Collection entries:
════════
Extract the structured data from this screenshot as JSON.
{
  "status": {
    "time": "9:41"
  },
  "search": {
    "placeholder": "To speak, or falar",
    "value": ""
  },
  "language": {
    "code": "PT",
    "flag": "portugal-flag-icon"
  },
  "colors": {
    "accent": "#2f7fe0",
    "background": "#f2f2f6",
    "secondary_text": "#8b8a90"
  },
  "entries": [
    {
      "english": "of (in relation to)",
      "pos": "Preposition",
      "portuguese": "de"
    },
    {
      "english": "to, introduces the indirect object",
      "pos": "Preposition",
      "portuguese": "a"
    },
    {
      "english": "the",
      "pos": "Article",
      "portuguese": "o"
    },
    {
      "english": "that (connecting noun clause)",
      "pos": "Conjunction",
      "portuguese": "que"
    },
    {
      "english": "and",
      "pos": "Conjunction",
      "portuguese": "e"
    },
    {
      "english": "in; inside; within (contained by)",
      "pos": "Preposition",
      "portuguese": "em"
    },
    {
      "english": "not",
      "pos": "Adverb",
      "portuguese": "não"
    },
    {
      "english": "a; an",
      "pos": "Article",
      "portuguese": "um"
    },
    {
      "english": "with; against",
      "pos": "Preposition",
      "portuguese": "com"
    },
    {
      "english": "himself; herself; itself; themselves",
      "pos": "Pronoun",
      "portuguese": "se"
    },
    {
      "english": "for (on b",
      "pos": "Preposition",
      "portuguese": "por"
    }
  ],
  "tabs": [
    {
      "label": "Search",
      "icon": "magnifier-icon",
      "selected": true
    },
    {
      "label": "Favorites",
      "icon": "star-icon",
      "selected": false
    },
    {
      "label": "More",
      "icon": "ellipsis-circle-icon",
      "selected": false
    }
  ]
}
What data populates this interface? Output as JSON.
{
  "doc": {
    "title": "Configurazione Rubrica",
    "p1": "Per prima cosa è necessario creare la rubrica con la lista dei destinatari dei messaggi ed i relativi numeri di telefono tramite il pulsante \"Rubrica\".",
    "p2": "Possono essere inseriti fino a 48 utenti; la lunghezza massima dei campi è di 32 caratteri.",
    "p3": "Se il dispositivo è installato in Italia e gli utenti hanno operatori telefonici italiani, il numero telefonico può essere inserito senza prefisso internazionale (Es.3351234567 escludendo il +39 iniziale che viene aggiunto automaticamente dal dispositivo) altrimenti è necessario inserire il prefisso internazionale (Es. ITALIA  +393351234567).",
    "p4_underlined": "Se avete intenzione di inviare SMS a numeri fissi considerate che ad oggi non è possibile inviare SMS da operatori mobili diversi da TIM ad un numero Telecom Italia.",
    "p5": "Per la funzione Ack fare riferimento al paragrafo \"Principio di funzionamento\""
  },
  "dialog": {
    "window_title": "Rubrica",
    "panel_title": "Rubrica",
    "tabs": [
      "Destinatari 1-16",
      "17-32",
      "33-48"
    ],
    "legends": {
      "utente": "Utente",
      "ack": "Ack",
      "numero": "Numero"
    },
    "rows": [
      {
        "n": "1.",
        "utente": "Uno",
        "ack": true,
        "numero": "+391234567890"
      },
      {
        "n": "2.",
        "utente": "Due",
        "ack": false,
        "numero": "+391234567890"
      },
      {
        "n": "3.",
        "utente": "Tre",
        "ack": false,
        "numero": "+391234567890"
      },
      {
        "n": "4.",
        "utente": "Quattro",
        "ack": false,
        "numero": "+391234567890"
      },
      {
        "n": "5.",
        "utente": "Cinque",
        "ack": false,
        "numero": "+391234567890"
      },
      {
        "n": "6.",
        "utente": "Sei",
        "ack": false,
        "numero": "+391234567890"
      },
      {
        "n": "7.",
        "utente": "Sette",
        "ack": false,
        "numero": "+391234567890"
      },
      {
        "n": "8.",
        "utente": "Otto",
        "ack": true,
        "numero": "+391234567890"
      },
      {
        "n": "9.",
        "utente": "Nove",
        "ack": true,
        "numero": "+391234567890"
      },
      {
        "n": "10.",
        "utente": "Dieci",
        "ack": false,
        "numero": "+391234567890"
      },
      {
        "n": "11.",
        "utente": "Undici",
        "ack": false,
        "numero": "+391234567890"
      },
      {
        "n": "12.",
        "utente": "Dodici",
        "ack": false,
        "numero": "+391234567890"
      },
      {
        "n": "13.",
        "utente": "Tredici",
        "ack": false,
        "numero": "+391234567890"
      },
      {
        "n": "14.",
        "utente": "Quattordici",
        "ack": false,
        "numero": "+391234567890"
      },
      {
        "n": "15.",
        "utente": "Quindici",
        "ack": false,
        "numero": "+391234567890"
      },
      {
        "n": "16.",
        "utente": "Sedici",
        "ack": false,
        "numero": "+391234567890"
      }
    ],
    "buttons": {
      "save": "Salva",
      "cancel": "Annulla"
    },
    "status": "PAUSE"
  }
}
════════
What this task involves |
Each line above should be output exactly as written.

Worked solution |
Extract the structured data from this screenshot as JSON.
{
  "status": {
    "time": "9:41"
  },
  "search": {
    "placeholder": "To speak, or falar",
    "value": ""
  },
  "language": {
    "code": "PT",
    "flag": "portugal-flag-icon"
  },
  "colors": {
    "accent": "#2f7fe0",
    "background": "#f2f2f6",
    "secondary_text": "#8b8a90"
  },
  "entries": [
    {
      "english": "of (in relation to)",
      "pos": "Preposition",
      "portuguese": "de"
    },
    {
      "english": "to, introduces the indirect object",
      "pos": "Preposition",
      "portuguese": "a"
    },
    {
      "english": "the",
      "pos": "Article",
      "portuguese": "o"
    },
    {
      "english": "that (connecting noun clause)",
      "pos": "Conjunction",
      "portuguese": "que"
    },
    {
      "english": "and",
      "pos": "Conjunction",
      "portuguese": "e"
    },
    {
      "english": "in; inside; within (contained by)",
      "pos": "Preposition",
      "portuguese": "em"
    },
    {
      "english": "not",
      "pos": "Adverb",
      "portuguese": "não"
    },
    {
      "english": "a; an",
      "pos": "Article",
      "portuguese": "um"
    },
    {
      "english": "with; against",
      "pos": "Preposition",
      "portuguese": "com"
    },
    {
      "english": "himself; herself; itself; themselves",
      "pos": "Pronoun",
      "portuguese": "se"
    },
    {
      "english": "for (on b",
      "pos": "Preposition",
      "portuguese": "por"
    }
  ],
  "tabs": [
    {
      "label": "Search",
      "icon": "magnifier-icon",
      "selected": true
    },
    {
      "label": "Favorites",
      "icon": "star-icon",
      "selected": false
    },
    {
      "label": "More",
      "icon": "ellipsis-circle-icon",
      "selected": false
    }
  ]
}
What data populates this interface? Output as JSON.
{
  "doc": {
    "title": "Configurazione Rubrica",
    "p1": "Per prima cosa è necessario creare la rubrica con la lista dei destinatari dei messaggi ed i relativi numeri di telefono tramite il pulsante \"Rubrica\".",
    "p2": "Possono essere inseriti fino a 48 utenti; la lunghezza massima dei campi è di 32 caratteri.",
    "p3": "Se il dispositivo è installato in Italia e gli utenti hanno operatori telefonici italiani, il numero telefonico può essere inserito senza prefisso internazionale (Es.3351234567 escludendo il +39 iniziale che viene aggiunto automaticamente dal dispositivo) altrimenti è necessario inserire il prefisso internazionale (Es. ITALIA  +393351234567).",
    "p4_underlined": "Se avete intenzione di inviare SMS a numeri fissi considerate che ad oggi non è possibile inviare SMS da operatori mobili diversi da TIM ad un numero Telecom Italia.",
    "p5": "Per la funzione Ack fare riferimento al paragrafo \"Principio di funzionamento\""
  },
  "dialog": {
    "window_title": "Rubrica",
    "panel_title": "Rubrica",
    "tabs": [
      "Destinatari 1-16",
      "17-32",
      "33-48"
    ],
    "legends": {
      "utente": "Utente",
      "ack": "Ack",
      "numero": "Numero"
    },
    "rows": [
      {
        "n": "1.",
        "utente": "Uno",
        "ack": true,
        "numero": "+391234567890"
      },
      {
        "n": "2.",
        "utente": "Due",
        "ack": false,
        "numero": "+391234567890"
      },
      {
        "n": "3.",
        "utente": "Tre",
        "ack": false,
        "numero": "+391234567890"
      },
      {
        "n": "4.",
        "utente": "Quattro",
        "ack": false,
        "numero": "+391234567890"
      },
      {
        "n": "5.",
        "utente": "Cinque",
        "ack": false,
        "numero": "+391234567890"
      },
      {
        "n": "6.",
        "utente": "Sei",
        "ack": false,
        "numero": "+391234567890"
      },
      {
        "n": "7.",
        "utente": "Sette",
        "ack": false,
        "numero": "+391234567890"
      },
      {
        "n": "8.",
        "utente": "Otto",
        "ack": true,
        "numero": "+391234567890"
      },
      {
        "n": "9.",
        "utente": "Nove",
        "ack": true,
        "numero": "+391234567890"
      },
      {
        "n": "10.",
        "utente": "Dieci",
        "ack": false,
        "numero": "+391234567890"
      },
      {
        "n": "11.",
        "utente": "Undici",
        "ack": false,
        "numero": "+391234567890"
      },
      {
        "n": "12.",
        "utente": "Dodici",
        "ack": false,
        "numero": "+391234567890"
      },
      {
        "n": "13.",
        "utente": "Tredici",
        "ack": false,
        "numero": "+391234567890"
      },
      {
        "n": "14.",
        "utente": "Quattordici",
        "ack": false,
        "numero": "+391234567890"
      },
      {
        "n": "15.",
        "utente": "Quindici",
        "ack": false,
        "numero": "+391234567890"
      },
      {
        "n": "16.",
        "utente": "Sedici",
        "ack": false,
        "numero": "+391234567890"
      }
    ],
    "buttons": {
      "save": "Salva",
      "cancel": "Annulla"
    },
    "status": "PAUSE"
  }
}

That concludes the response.